What this task involves ▸ Your reply should be an exact copy of the lines from the one that holds "Convert this screenshot" to the end of the data below.

Recorded data ▸
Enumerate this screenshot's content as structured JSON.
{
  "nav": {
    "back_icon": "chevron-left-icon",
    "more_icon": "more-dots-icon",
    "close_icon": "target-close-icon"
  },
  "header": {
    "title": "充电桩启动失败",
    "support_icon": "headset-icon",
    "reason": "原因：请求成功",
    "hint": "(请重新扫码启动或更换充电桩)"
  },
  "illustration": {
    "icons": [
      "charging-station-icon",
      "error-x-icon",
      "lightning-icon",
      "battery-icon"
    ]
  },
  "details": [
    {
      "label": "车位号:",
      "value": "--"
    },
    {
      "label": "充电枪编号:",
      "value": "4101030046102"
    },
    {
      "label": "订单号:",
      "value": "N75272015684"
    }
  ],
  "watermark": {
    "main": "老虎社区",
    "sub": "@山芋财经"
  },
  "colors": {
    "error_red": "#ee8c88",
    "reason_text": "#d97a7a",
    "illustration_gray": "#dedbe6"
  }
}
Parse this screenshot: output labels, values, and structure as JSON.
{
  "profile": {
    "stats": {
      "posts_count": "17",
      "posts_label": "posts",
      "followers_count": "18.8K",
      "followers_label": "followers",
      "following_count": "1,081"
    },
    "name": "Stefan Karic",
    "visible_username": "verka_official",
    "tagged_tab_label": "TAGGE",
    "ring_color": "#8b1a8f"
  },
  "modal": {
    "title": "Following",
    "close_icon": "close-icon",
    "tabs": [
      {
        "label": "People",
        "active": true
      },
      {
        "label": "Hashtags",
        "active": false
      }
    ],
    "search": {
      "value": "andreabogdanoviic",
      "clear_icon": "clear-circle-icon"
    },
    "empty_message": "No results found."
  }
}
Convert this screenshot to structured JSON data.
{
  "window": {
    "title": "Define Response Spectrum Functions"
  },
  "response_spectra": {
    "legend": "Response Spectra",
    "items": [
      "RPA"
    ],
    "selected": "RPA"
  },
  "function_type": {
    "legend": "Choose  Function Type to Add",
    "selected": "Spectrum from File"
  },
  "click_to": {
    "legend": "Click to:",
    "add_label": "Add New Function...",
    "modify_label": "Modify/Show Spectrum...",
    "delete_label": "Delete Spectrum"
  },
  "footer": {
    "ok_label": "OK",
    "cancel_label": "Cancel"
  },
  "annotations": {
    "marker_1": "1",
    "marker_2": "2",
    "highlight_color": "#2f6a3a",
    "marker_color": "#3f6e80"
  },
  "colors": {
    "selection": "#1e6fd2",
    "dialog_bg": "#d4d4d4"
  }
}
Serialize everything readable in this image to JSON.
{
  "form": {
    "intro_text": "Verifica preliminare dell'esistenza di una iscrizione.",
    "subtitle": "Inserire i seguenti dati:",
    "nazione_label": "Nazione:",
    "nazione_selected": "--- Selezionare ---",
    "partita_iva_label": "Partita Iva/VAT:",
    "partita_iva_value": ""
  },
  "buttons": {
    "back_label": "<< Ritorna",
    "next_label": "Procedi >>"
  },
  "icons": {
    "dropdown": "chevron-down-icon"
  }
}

Result of this exercise ▸
Convert this screenshot to structured JSON data.
{
  "window": {
    "title": "Define Response Spectrum Functions"
  },
  "response_spectra": {
    "legend": "Response Spectra",
    "items": [
      "RPA"
    ],
    "selected": "RPA"
  },
  "function_type": {
    "legend": "Choose  Function Type to Add",
    "selected": "Spectrum from File"
  },
  "click_to": {
    "legend": "Click to:",
    "add_label": "Add New Function...",
    "modify_label": "Modify/Show Spectrum...",
    "delete_label": "Delete Spectrum"
  },
  "footer": {
    "ok_label": "OK",
    "cancel_label": "Cancel"
  },
  "annotations": {
    "marker_1": "1",
    "marker_2": "2",
    "highlight_color": "#2f6a3a",
    "marker_color": "#3f6e80"
  },
  "colors": {
    "selection": "#1e6fd2",
    "dialog_bg": "#d4d4d4"
  }
}
Serialize everything readable in this image to JSON.
{
  "form": {
    "intro_text": "Verifica preliminare dell'esistenza di una iscrizione.",
    "subtitle": "Inserire i seguenti dati:",
    "nazione_label": "Nazione:",
    "nazione_selected": "--- Selezionare ---",
    "partita_iva_label": "Partita Iva/VAT:",
    "partita_iva_value": ""
  },
  "buttons": {
    "back_label": "<< Ritorna",
    "next_label": "Procedi >>"
  },
  "icons": {
    "dropdown": "chevron-down-icon"
  }
}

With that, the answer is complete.